It's a fairly well-known fact, in my estimation, anyway, that nearly every comic book writer wishes he or she was also a comic book artist, at least to the point where one could draw a book if that's what was necessary. To this point, these feelings of inequity are only exacerbated when convention season springs up, as anyone who wanders over and peeks at your book will inevitably ask you the question: "did you draw this?"
The next few moments are filled with awkward apologies for lack of desirable skill with a pencil and brush. After all, artists seem to become writers at a pretty standard clip, and even if their stories aren't necessarily all that great, hey - at least the art is nice. Writers don't have such luck - comics are a visual medium and as such, the art is what first strikes the onlooker. Comments that usually follow are of this variety: "uh, I'm sure the story is good, too"; "never mind, then"; or my favorite, "oh, I'm sorry." It's just something that comic writers have had to deal with, and I'm happy to do so to get to work with individuals who are, after all, so talented at what they do.
I encountered a few good-natured folk while selling Teddy and the Yeti #1 at New Dimension Comics a week ago who asked the aformentioned question - was I the one who drew the book? Naturally, I wasn't going to lie to them, as that would be a disservice to Duane and his many hours of hard work, but I made the shop-goers a deal: if they bought a copy of the issue, I'd try my damnedest and draw them a sketch of one of the characters on the backing board that came with the comic.

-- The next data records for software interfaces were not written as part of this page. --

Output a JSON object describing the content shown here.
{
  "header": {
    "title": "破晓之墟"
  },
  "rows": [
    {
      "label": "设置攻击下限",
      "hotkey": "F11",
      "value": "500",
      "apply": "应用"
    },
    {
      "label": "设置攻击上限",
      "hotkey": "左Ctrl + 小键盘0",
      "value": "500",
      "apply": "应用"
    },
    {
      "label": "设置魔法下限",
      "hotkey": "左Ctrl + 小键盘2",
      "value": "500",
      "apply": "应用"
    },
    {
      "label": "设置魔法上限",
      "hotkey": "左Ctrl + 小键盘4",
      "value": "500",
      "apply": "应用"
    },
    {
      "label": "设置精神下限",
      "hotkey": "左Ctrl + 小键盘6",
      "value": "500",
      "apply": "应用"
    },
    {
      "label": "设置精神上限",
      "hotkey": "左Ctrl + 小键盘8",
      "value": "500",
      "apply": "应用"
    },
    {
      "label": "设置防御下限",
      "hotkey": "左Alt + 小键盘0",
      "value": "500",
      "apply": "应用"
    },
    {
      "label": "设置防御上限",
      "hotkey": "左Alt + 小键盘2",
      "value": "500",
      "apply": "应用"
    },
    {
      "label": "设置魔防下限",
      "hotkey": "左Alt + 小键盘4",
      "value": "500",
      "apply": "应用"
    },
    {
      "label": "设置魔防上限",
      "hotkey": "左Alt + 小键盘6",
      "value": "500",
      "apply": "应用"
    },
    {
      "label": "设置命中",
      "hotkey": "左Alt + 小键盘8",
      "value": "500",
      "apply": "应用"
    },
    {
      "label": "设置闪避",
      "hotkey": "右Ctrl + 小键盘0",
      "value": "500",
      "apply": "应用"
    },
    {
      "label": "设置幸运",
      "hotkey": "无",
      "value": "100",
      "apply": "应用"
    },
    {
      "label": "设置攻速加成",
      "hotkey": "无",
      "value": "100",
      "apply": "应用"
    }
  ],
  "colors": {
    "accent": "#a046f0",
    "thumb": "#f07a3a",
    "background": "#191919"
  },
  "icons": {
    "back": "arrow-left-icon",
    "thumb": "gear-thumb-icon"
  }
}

After a while, I stopped asking and just drew them something, and most of them seemed pleased. The above is an example of what I churned out; I will mention that I was looking at a page of the book while drawing, and it wouldn't be too difficult to find the particular panel in question if curiosity really gets ya.
Overall, I'm happy with the result - I just scribbled some lines and what do you know? It kind of looks like the Yeti. What I really find funny is that I know some people will be more excited about something that took me two minutes to draw than they will be about my entire scripting process. Such is life, my friends, such is life.